Over the past 10 years or so, my colleagues and I began to notice a disturbing trend: parents were bringing their bright, young children into our office for delays in their speech and language skills. Upon sitting on the floor and playing with the children, we would be mindful of both verbal and non-verbal communication skills. As we would get to know the children and comment to the parents, one of the first discussions that would arise surrounded screen time/time spent on an ipad or iphone. With sheepish grins, the replies were often in the range of 1-2 hours a day, with a mention of making sure the content was educational in nature. When the suggestion was made to cut out screen time completely and focus on interacting directly with their children, most parents were completely on board! In almost all of these cases, the child’s language delays dramatically improved. As SLP’s, we had always felt that screen time hampers a child’s speech development. Children who are exposed to technology through these common devices, spend less time talking and interacting with others and miss out on so much information that comes from human interactions. Although, anecdotally, it all made sense to us, the scientific research was still needed to back up our claims. In August 2017, the American Association for Speech and Hearing (ASHA) published an article detailing recent research in this area. Dr. Catherine Birken, staff pediatrician at The Hospital for Sick Children in Toronto conducted a study on the effects of screen time from 2011 to 2015. She found that the average 18 month old had daily screen time of 28 minutes. She further quantified her findings: each 30 minute increase in handheld screen time translated into a 49% increased risk of expressive speech delay. (Note: “screen time” does not refer to using devices for augmentative communication and the like)

In June 2018, the American Speech & Hearing Association (ASHA) published an article written by Samah Saidi, CCC-SLP. Ms. Saidi had also recently seen an increase in referrals of children 4 and younger.

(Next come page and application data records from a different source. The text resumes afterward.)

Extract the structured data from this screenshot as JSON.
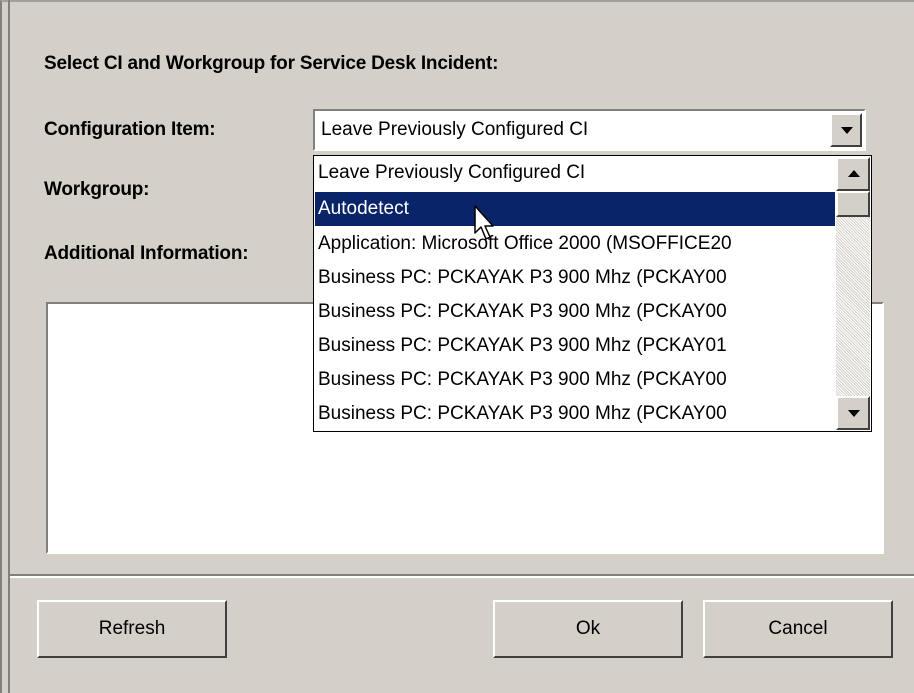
{
  "dialog": {
    "heading": "Select CI and Workgroup for Service Desk Incident:",
    "labels": {
      "configuration_item": "Configuration Item:",
      "workgroup": "Workgroup:",
      "additional_information": "Additional Information:"
    },
    "configuration_item": {
      "selected_value": "Leave Previously Configured CI",
      "options": [
        "Leave Previously Configured CI",
        "Autodetect",
        "Application: Microsoft Office 2000  (MSOFFICE20",
        "Business PC: PCKAYAK P3 900 Mhz  (PCKAY00",
        "Business PC: PCKAYAK P3 900 Mhz  (PCKAY00",
        "Business PC: PCKAYAK P3 900 Mhz  (PCKAY01",
        "Business PC: PCKAYAK P3 900 Mhz  (PCKAY00",
        "Business PC: PCKAYAK P3 900 Mhz  (PCKAY00"
      ],
      "highlighted_option": "Autodetect"
    },
    "additional_information_value": "",
    "buttons": {
      "refresh": "Refresh",
      "ok": "Ok",
      "cancel": "Cancel"
    }
  },
  "colors": {
    "dialog_background": "#d4d0c8",
    "selection_background": "#0a246a",
    "selection_text": "#ffffff"
  },
  "icons": [
    "chevron-down-icon",
    "scroll-up-icon",
    "scroll-down-icon",
    "mouse-cursor-icon"
  ]
}
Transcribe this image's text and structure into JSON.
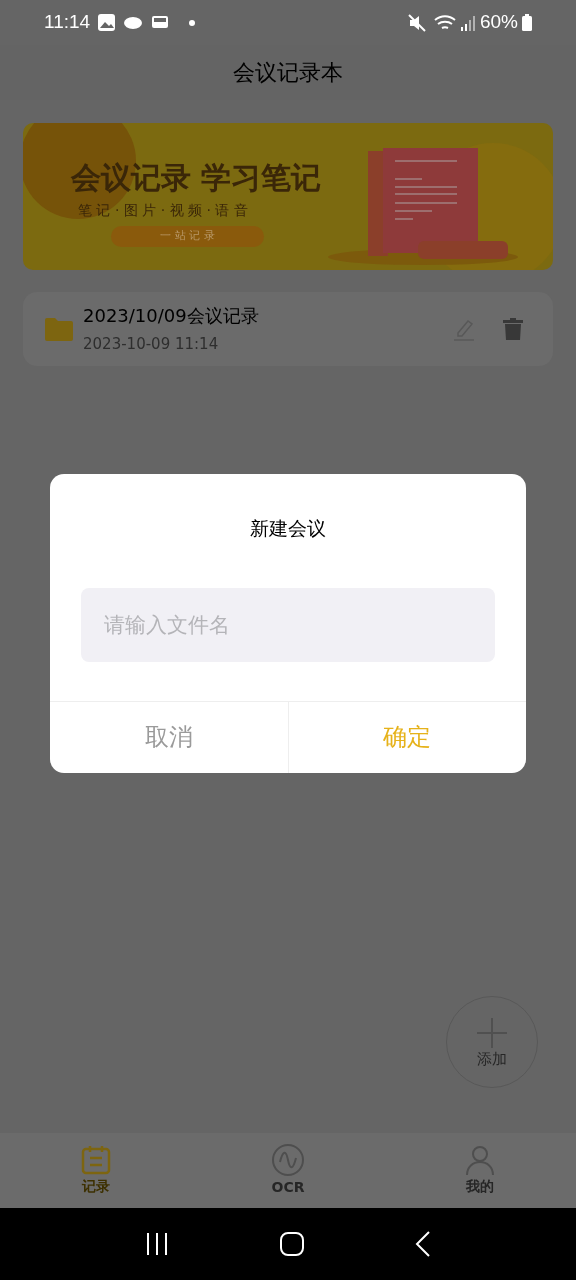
{
  "status_bar": {
    "time": "11:14",
    "battery": "60%"
  },
  "header": {
    "title": "会议记录本"
  },
  "banner": {
    "headline": "会议记录 学习笔记",
    "subline": "笔 记 · 图 片 · 视 频 · 语 音",
    "pill": "一 站 记 录"
  },
  "records": [
    {
      "title": "2023/10/09会议记录",
      "time": "2023-10-09 11:14"
    }
  ],
  "fab": {
    "label": "添加"
  },
  "tabs": [
    {
      "label": "记录",
      "kind": "calendar",
      "selected": true
    },
    {
      "label": "OCR",
      "kind": "wave",
      "selected": false
    },
    {
      "label": "我的",
      "kind": "person",
      "selected": false
    }
  ],
  "dialog": {
    "title": "新建会议",
    "placeholder": "请输入文件名",
    "buttons": [
      {
        "label": "取消",
        "kind": "cancel"
      },
      {
        "label": "确定",
        "kind": "confirm"
      }
    ]
  }
}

Upon further investigation, she found that these young children were often exposed to screen time of 5-7 hours per day! She is currently forming a network of pediatricians, school staff, and daycare providers to help spread the message that reducing or eliminating screen time is healthy for a child’s development. Of course, Ms. Saidi also offered parents the following strategies:

  • Set aside dedicated times each day to play and engage with their children, from infancy and up.
  • Limit their own screen time, as parents model healthy and appropriate behavior
  • Create “screen free” zones in their homes and during certain activities-while outdoors or at the dinner table, for example.

If you would like additional direction regarding screen time and/or speech delays, please contact us. We are happy to help!